Women with mutations in the BRCA1 or BRCA2 genes can significantly reduce their risk of certain types of cancer by having their ovaries removed, according to a study in the July 12 issue of Journal of the American Medical Association.
Women with a harmful mutation in the BRCA1 or BRCA2 gene have a high lifetime risk of ovarian cancer (range, 15 percent-54 percent), and mutations in either of these genes increase susceptibility to cancers of the ovary, fallopian tube, and peritoneum (abdominal lining), according to background information in the article. Women with this mutation are often advised to undergo preventive oophorectomy (surgical removal of the ovaries). The effectiveness of this intervention has not been prospectively evaluated in a large group of patients.
Steven A. Narod, M.D., of the Toronto-Sunnybrook Regional Cancer Center, Toronto, Ontario, and colleagues conducted a study to determine the absolute risks for developing ovarian, fallopian tube, and peritoneal cancers in a group of BRCA1 and BRCA2 mutation carriers and estimated the risk reduction associated with salpingo-oophorectomy (surgical removal of the ovaries and fallopian tubes). Women known to carry a BRCA1 or BRCA2 mutation were identified from an international registry between 1992 and 2003. A total of 1,828 carriers at 1 of 32 centers in Canada, the United States, Europe, and Israel completed questionnaires at baseline and follow-up. Participants were observed from the date of study entry until: diagnosis of ovarian, fallopian tube, or peritoneal cancer; death; or the date of the most recent follow-up.
After an average follow-up of 3.5 years, 50 new ovarian, fallopian tube, and peritoneal cancer cases were reported in the group. Of the 1,828 women, 555 (30 percent) underwent preventive removal of the ovaries and tubes prior to study entry, 490 (27 percent) underwent the procedure after entering the study, and 783 (43 percent) did not undergo the procedure. There were 32 new cancers diagnosed in women with intact ovaries.

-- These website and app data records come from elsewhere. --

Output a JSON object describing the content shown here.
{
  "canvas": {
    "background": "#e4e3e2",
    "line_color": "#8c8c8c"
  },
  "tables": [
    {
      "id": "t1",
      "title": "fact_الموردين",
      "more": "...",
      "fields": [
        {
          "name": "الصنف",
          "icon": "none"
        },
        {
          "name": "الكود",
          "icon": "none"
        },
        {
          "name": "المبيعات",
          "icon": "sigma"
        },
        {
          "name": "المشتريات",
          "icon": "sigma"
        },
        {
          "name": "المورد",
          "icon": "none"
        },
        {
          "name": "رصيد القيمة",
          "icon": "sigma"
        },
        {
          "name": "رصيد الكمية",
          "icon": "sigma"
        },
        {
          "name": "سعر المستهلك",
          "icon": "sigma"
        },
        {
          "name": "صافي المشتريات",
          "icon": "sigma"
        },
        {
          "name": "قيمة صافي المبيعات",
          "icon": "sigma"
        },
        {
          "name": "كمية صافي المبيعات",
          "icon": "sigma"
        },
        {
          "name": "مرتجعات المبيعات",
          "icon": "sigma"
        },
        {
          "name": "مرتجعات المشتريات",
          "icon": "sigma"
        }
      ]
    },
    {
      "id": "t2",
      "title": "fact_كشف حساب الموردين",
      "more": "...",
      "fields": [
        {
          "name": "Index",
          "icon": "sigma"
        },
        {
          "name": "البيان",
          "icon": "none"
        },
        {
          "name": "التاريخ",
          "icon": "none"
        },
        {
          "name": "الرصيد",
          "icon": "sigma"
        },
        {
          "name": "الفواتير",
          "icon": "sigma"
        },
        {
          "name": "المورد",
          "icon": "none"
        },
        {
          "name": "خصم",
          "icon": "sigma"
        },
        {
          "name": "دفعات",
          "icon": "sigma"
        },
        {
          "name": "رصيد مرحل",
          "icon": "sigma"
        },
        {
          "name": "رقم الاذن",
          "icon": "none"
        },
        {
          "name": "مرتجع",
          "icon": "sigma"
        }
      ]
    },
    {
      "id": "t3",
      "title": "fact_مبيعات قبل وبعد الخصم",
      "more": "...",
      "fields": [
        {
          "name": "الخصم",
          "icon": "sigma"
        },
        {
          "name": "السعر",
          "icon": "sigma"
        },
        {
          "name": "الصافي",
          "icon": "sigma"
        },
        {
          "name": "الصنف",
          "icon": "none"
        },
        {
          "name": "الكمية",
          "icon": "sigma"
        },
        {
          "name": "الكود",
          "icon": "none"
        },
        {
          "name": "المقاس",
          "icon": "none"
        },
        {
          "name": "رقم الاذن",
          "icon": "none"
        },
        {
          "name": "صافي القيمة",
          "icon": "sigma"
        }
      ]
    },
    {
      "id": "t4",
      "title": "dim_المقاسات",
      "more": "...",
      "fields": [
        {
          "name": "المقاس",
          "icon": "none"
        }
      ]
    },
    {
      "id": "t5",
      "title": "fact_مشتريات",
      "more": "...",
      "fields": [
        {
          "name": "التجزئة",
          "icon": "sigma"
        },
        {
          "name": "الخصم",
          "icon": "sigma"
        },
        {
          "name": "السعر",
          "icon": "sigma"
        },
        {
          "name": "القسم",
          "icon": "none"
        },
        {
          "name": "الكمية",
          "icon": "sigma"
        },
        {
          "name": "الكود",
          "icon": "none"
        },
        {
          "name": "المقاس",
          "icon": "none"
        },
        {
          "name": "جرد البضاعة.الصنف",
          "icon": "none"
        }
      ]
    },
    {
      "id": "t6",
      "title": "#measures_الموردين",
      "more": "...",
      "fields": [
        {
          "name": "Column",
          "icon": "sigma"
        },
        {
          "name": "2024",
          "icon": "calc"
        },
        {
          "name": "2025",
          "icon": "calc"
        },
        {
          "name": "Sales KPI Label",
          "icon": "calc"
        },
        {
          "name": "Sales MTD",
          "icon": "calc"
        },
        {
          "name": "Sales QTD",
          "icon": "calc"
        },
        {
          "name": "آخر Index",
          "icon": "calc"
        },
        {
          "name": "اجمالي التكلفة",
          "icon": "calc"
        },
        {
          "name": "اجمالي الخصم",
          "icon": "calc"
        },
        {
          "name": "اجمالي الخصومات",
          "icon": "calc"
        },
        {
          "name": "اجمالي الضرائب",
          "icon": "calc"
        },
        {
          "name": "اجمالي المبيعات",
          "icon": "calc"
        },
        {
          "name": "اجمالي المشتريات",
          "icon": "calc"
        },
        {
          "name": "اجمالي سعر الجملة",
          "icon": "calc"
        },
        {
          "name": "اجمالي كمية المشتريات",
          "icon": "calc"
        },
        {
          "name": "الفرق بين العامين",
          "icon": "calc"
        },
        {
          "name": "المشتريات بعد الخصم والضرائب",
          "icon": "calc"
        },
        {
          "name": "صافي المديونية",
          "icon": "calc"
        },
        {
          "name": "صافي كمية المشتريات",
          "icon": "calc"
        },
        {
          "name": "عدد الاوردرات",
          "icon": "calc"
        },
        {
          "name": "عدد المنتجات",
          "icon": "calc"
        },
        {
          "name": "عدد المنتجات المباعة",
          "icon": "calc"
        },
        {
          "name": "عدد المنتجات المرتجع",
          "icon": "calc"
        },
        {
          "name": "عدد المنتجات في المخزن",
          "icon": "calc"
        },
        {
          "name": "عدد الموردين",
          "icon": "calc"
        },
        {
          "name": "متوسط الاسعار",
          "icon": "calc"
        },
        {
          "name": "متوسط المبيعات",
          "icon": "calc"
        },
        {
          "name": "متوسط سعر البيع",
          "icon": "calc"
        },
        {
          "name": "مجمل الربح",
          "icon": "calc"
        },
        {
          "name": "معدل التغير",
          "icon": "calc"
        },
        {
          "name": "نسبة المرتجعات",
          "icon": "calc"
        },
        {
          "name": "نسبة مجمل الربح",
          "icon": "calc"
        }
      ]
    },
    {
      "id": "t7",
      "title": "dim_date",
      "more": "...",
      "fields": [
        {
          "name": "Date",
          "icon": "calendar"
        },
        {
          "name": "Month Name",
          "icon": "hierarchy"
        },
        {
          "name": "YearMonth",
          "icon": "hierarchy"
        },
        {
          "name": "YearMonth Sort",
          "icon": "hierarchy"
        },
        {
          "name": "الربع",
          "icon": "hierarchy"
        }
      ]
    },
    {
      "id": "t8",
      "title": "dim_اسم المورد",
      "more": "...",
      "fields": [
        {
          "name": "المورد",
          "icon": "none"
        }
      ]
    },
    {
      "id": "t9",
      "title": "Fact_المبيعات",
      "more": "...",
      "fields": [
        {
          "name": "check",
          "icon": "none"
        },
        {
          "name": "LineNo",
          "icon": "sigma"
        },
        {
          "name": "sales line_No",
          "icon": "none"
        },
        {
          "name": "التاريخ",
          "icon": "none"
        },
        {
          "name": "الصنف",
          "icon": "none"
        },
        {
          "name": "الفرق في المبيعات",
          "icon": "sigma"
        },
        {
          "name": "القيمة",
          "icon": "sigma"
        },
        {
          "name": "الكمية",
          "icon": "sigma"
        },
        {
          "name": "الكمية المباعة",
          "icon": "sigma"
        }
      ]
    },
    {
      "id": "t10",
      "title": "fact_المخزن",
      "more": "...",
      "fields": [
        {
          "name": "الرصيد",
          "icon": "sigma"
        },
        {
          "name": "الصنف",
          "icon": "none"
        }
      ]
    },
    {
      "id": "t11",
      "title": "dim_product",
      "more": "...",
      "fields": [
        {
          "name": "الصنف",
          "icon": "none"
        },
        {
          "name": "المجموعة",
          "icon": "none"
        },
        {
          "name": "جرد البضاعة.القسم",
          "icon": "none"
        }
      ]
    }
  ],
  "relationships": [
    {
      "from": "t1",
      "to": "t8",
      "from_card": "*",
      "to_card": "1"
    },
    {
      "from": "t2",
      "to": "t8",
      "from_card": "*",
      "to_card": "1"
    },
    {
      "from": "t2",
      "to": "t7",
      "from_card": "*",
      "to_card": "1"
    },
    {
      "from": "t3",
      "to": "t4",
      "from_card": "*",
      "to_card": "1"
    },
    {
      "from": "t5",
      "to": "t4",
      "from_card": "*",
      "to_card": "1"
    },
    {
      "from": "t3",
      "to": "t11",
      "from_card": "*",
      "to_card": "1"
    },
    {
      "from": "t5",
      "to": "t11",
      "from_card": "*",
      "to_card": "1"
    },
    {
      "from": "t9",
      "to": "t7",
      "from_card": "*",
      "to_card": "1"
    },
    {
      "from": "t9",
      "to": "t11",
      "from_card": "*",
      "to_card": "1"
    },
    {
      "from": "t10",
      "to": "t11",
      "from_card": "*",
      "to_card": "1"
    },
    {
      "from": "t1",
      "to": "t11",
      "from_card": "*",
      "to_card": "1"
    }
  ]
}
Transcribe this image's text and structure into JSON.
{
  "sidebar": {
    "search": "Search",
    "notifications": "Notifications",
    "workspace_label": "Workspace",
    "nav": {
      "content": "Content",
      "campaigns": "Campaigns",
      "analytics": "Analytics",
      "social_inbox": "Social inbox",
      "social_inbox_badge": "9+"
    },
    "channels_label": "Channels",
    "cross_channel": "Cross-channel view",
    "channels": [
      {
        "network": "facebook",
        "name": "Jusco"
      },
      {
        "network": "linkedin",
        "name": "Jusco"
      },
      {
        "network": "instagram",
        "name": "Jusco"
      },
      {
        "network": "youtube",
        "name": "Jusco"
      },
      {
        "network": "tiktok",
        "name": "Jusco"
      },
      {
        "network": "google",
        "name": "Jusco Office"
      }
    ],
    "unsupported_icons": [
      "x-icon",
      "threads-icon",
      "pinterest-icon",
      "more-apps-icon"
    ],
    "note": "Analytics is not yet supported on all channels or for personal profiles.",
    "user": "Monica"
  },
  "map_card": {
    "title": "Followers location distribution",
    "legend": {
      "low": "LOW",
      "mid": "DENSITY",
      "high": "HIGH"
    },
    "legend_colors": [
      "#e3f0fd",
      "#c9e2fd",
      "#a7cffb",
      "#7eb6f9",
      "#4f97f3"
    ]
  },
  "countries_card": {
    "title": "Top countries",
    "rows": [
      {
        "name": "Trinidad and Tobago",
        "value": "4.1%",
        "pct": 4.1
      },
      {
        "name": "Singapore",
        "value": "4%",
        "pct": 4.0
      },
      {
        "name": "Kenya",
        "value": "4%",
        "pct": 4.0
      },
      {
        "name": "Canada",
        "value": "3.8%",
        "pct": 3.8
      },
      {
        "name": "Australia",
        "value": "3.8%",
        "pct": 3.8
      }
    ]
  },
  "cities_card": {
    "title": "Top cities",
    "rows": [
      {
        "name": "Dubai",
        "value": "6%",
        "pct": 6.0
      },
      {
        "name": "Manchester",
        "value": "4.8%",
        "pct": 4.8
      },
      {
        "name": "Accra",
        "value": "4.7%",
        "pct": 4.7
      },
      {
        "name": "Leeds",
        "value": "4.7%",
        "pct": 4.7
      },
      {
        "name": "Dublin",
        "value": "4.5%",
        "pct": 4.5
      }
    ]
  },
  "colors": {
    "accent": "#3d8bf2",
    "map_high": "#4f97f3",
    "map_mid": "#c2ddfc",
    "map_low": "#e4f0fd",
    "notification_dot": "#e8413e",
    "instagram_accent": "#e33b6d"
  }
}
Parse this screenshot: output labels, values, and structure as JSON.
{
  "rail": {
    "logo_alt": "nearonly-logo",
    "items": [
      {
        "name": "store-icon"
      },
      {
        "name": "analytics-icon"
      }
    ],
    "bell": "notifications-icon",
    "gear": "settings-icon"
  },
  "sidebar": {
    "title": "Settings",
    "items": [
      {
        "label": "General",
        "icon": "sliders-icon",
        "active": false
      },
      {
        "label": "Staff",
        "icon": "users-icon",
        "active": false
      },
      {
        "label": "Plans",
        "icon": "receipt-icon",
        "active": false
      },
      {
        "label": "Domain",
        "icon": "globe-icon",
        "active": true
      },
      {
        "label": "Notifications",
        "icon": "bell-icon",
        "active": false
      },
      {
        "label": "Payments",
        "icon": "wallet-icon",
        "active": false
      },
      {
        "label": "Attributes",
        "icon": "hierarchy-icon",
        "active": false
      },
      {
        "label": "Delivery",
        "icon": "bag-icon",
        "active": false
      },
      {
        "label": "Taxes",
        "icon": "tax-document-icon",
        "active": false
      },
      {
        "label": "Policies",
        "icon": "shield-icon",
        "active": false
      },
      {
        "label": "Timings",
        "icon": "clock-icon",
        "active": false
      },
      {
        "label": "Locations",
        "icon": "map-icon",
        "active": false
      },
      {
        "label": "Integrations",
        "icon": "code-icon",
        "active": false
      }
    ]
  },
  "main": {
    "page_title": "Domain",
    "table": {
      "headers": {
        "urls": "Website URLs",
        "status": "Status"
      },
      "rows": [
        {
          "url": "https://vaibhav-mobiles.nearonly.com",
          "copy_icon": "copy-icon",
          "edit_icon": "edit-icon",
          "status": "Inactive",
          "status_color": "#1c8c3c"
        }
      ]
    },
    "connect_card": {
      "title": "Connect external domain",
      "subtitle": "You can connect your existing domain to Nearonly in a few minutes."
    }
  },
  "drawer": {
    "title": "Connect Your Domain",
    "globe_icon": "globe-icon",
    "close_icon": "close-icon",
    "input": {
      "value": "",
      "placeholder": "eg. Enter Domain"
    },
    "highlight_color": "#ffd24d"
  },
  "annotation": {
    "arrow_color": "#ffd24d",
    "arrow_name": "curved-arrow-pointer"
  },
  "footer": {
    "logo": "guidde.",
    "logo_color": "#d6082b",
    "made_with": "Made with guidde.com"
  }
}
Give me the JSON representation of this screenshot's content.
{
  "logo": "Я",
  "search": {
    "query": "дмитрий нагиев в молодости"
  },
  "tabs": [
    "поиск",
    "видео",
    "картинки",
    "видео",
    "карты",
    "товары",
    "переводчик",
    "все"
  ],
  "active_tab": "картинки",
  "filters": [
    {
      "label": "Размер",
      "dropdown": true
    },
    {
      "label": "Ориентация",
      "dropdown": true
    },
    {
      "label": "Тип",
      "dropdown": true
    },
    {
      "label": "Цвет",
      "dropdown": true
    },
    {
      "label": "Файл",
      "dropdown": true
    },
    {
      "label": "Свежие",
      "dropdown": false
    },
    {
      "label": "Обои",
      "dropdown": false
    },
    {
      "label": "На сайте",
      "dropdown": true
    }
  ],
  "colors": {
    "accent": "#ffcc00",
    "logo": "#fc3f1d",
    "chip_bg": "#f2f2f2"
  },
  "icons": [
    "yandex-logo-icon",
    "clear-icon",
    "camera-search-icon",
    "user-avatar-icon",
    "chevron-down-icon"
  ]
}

The estimated cumulative incidence of peritoneal cancer is 4.3 percent at 20 years after oophorectomy. The overall (adjusted) reduction in cancer risk associated with bilateral oophorectomy is 80 percent. The researchers estimated the risk of ovarian cancer to be 62 percent for BRCA1 carriers and 18 percent for BRCA2 carriers in women up to age 75 with both ovaries intact.
"Women who carry a mutation in the BRCA1 gene are asked to consider prophylactic bilateral salpingo-oophorectomy at age 35 or thereabouts, in order to reduce the risk of ovarian, fallopian tube, and breast cancer. Our observations support this recommendation. It may be reasonable to wait until a time closer to menopause to prevent ovarian and fallopian tube cancer in BRCA2 carriers but this delay will diminish the level of protection offered against breast cancer in this subgroup," the authors write.
"We estimate the magnitude of the risk reduction [from preventive removal of the ovaries and tubes] to be approximately 80 percent and the residual risk of 4 percent of peritoneal cancer is not sufficiently high to recommend against the procedure.
It is important that both the fallopian tubes and ovaries be removed because either site may be the origin of cancer and both organs should be examined in fine detail to rule out the presence of microscopic disease," the researchers conclude.